All of the records should be reproduced word for word, but no images may appear in the copy.

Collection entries
==*==

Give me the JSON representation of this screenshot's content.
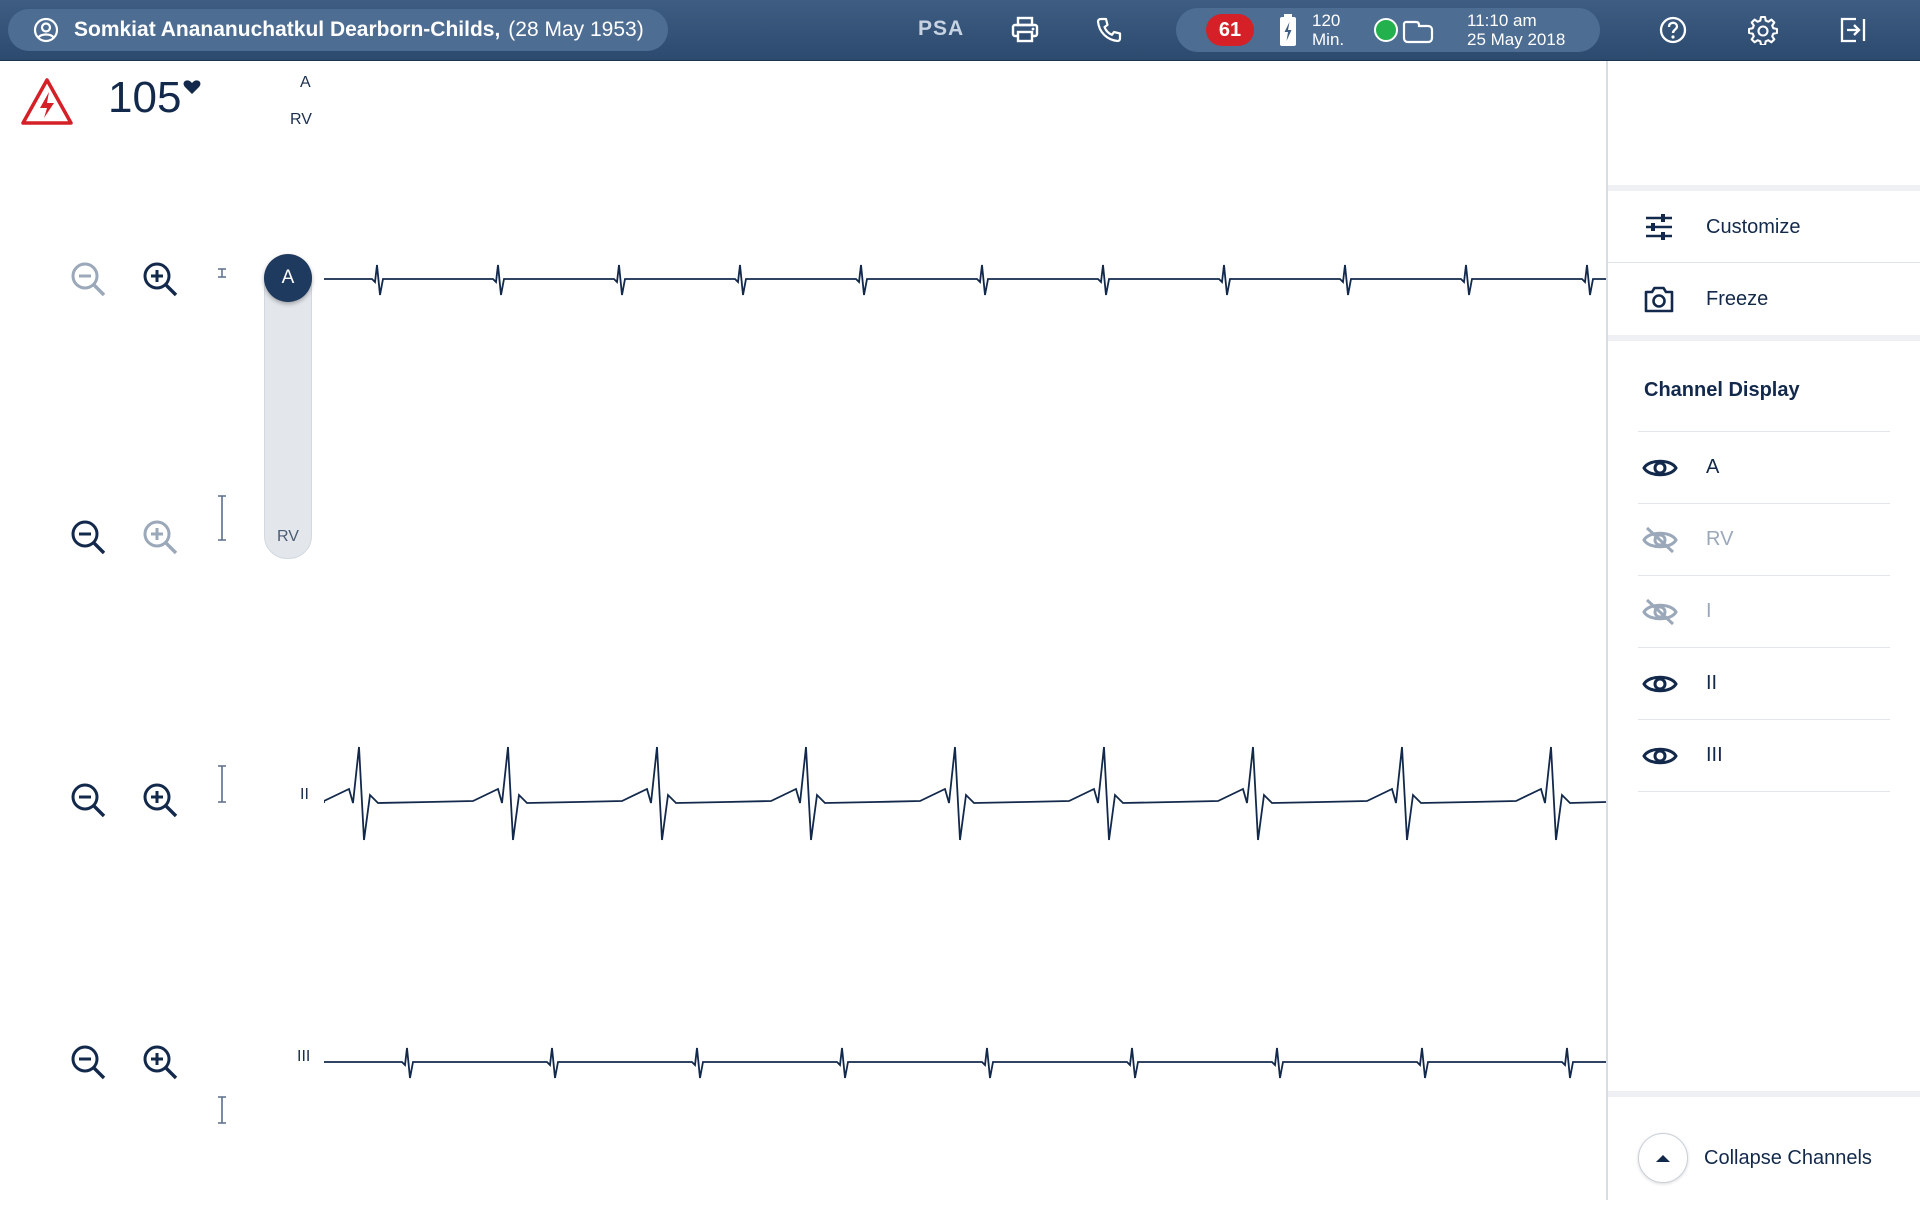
{
  "patient": {
    "name": "Somkiat Anananuchatkul Dearborn-Childs,",
    "dob": "(28 May 1953)"
  },
  "topbar": {
    "mode": "PSA",
    "icons": [
      "user-icon",
      "printer-icon",
      "phone-icon",
      "battery-icon",
      "pads-icon",
      "help-icon",
      "gear-icon",
      "exit-icon"
    ],
    "alarm_count": "61",
    "battery_value": "120",
    "battery_unit": "Min.",
    "time": "11:10 am",
    "date": "25 May 2018",
    "status_color": "#22b14c",
    "alarm_color": "#d42026"
  },
  "vitals": {
    "heart_rate": "105",
    "lead_top": "A",
    "lead_bottom": "RV"
  },
  "channels": [
    {
      "label": "",
      "visible": true
    },
    {
      "label": "",
      "visible": true
    },
    {
      "label": "II",
      "visible": true
    },
    {
      "label": "III",
      "visible": true
    }
  ],
  "lead_slider": {
    "knob_label": "A",
    "bottom_label": "RV"
  },
  "right_panel": {
    "customize_label": "Customize",
    "freeze_label": "Freeze",
    "channel_display_title": "Channel Display",
    "channel_display": [
      {
        "label": "A",
        "visible": true
      },
      {
        "label": "RV",
        "visible": false
      },
      {
        "label": "I",
        "visible": false
      },
      {
        "label": "II",
        "visible": true
      },
      {
        "label": "III",
        "visible": true
      }
    ],
    "collapse_label": "Collapse Channels"
  },
  "colors": {
    "topbar": "#2c4a6e",
    "navy": "#13294b",
    "waveform": "#13294b",
    "muted": "#9aa8ba"
  }
}
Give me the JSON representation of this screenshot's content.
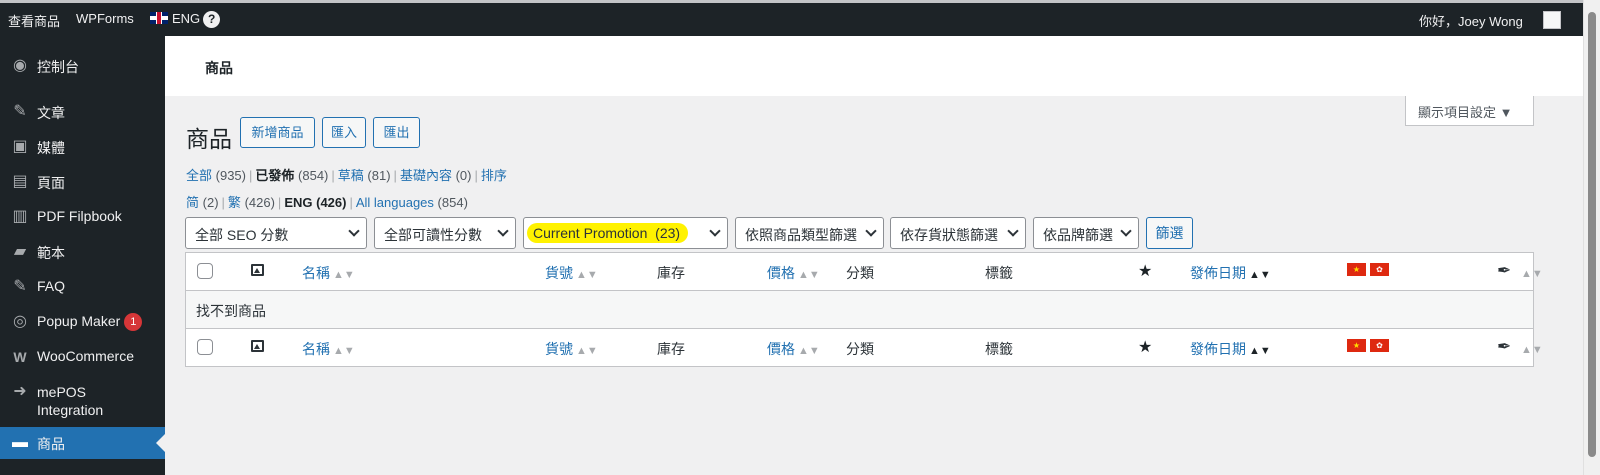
{
  "admin_bar": {
    "view_products": "查看商品",
    "wpforms": "WPForms",
    "language": "ENG",
    "help": "?",
    "greeting": "你好，Joey Wong"
  },
  "sidebar": {
    "items": [
      {
        "label": "控制台",
        "icon": "dashboard-icon"
      },
      {
        "label": "文章",
        "icon": "pin-icon"
      },
      {
        "label": "媒體",
        "icon": "media-icon"
      },
      {
        "label": "頁面",
        "icon": "page-icon"
      },
      {
        "label": "PDF Filpbook",
        "icon": "book-icon"
      },
      {
        "label": "範本",
        "icon": "folder-icon"
      },
      {
        "label": "FAQ",
        "icon": "pin-icon"
      },
      {
        "label": "Popup Maker",
        "icon": "popup-icon",
        "badge": "1"
      },
      {
        "label": "WooCommerce",
        "icon": "woo-icon"
      },
      {
        "label_line1": "mePOS",
        "label_line2": "Integration",
        "icon": "login-icon"
      },
      {
        "label": "商品",
        "icon": "archive-icon"
      }
    ]
  },
  "header": {
    "title": "商品"
  },
  "screen_options": "顯示項目設定 ▼",
  "page": {
    "title": "商品",
    "buttons": [
      "新增商品",
      "匯入",
      "匯出"
    ]
  },
  "status_filters": {
    "all": "全部",
    "all_count": "(935)",
    "published": "已發佈",
    "published_count": "(854)",
    "draft": "草稿",
    "draft_count": "(81)",
    "cornerstone": "基礎內容",
    "cornerstone_count": "(0)",
    "sort": "排序"
  },
  "language_filters": {
    "simplified": "简",
    "simplified_count": "(2)",
    "traditional": "繁",
    "traditional_count": "(426)",
    "eng": "ENG",
    "eng_count": "(426)",
    "all_languages": "All languages",
    "all_languages_count": "(854)"
  },
  "filters": {
    "seo": "全部 SEO 分數",
    "readability": "全部可讀性分數",
    "promotion": "Current Promotion  (23)",
    "product_type": "依照商品類型篩選",
    "stock_status": "依存貨狀態篩選",
    "brand": "依品牌篩選",
    "submit": "篩選"
  },
  "table": {
    "columns": {
      "name": "名稱",
      "sku": "貨號",
      "stock": "庫存",
      "price": "價格",
      "category": "分類",
      "tags": "標籤",
      "date": "發佈日期"
    },
    "sort_glyph": "▲▼",
    "date_sort_glyph": "▲▼",
    "empty_message": "找不到商品"
  },
  "colors": {
    "accent": "#2271b1",
    "sidebar": "#1d2327",
    "highlight": "#fff200"
  }
}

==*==

◆ **Expected answer**:
Give me the JSON representation of this screenshot's content.
{
  "patient": {
    "name": "Somkiat Anananuchatkul Dearborn-Childs,",
    "dob": "(28 May 1953)"
  },
  "topbar": {
    "mode": "PSA",
    "icons": [
      "user-icon",
      "printer-icon",
      "phone-icon",
      "battery-icon",
      "pads-icon",
      "help-icon",
      "gear-icon",
      "exit-icon"
    ],
    "alarm_count": "61",
    "battery_value": "120",
    "battery_unit": "Min.",
    "time": "11:10 am",
    "date": "25 May 2018",
    "status_color": "#22b14c",
    "alarm_color": "#d42026"
  },
  "vitals": {
    "heart_rate": "105",
    "lead_top": "A",
    "lead_bottom": "RV"
  },
  "channels": [
    {
      "label": "",
      "visible": true
    },
    {
      "label": "",
      "visible": true
    },
    {
      "label": "II",
      "visible": true
    },
    {
      "label": "III",
      "visible": true
    }
  ],
  "lead_slider": {
    "knob_label": "A",
    "bottom_label": "RV"
  },
  "right_panel": {
    "customize_label": "Customize",
    "freeze_label": "Freeze",
    "channel_display_title": "Channel Display",
    "channel_display": [
      {
        "label": "A",
        "visible": true
      },
      {
        "label": "RV",
        "visible": false
      },
      {
        "label": "I",
        "visible": false
      },
      {
        "label": "II",
        "visible": true
      },
      {
        "label": "III",
        "visible": true
      }
    ],
    "collapse_label": "Collapse Channels"
  },
  "colors": {
    "topbar": "#2c4a6e",
    "navy": "#13294b",
    "waveform": "#13294b",
    "muted": "#9aa8ba"
  }
}
Give me the JSON representation of this screenshot's content.
{
  "admin_bar": {
    "view_products": "查看商品",
    "wpforms": "WPForms",
    "language": "ENG",
    "help": "?",
    "greeting": "你好，Joey Wong"
  },
  "sidebar": {
    "items": [
      {
        "label": "控制台",
        "icon": "dashboard-icon"
      },
      {
        "label": "文章",
        "icon": "pin-icon"
      },
      {
        "label": "媒體",
        "icon": "media-icon"
      },
      {
        "label": "頁面",
        "icon": "page-icon"
      },
      {
        "label": "PDF Filpbook",
        "icon": "book-icon"
      },
      {
        "label": "範本",
        "icon": "folder-icon"
      },
      {
        "label": "FAQ",
        "icon": "pin-icon"
      },
      {
        "label": "Popup Maker",
        "icon": "popup-icon",
        "badge": "1"
      },
      {
        "label": "WooCommerce",
        "icon": "woo-icon"
      },
      {
        "label_line1": "mePOS",
        "label_line2": "Integration",
        "icon": "login-icon"
      },
      {
        "label": "商品",
        "icon": "archive-icon"
      }
    ]
  },
  "header": {
    "title": "商品"
  },
  "screen_options": "顯示項目設定 ▼",
  "page": {
    "title": "商品",
    "buttons": [
      "新增商品",
      "匯入",
      "匯出"
    ]
  },
  "status_filters": {
    "all": "全部",
    "all_count": "(935)",
    "published": "已發佈",
    "published_count": "(854)",
    "draft": "草稿",
    "draft_count": "(81)",
    "cornerstone": "基礎內容",
    "cornerstone_count": "(0)",
    "sort": "排序"
  },
  "language_filters": {
    "simplified": "简",
    "simplified_count": "(2)",
    "traditional": "繁",
    "traditional_count": "(426)",
    "eng": "ENG",
    "eng_count": "(426)",
    "all_languages": "All languages",
    "all_languages_count": "(854)"
  },
  "filters": {
    "seo": "全部 SEO 分數",
    "readability": "全部可讀性分數",
    "promotion": "Current Promotion  (23)",
    "product_type": "依照商品類型篩選",
    "stock_status": "依存貨狀態篩選",
    "brand": "依品牌篩選",
    "submit": "篩選"
  },
  "table": {
    "columns": {
      "name": "名稱",
      "sku": "貨號",
      "stock": "庫存",
      "price": "價格",
      "category": "分類",
      "tags": "標籤",
      "date": "發佈日期"
    },
    "sort_glyph": "▲▼",
    "date_sort_glyph": "▲▼",
    "empty_message": "找不到商品"
  },
  "colors": {
    "accent": "#2271b1",
    "sidebar": "#1d2327",
    "highlight": "#fff200"
  }
}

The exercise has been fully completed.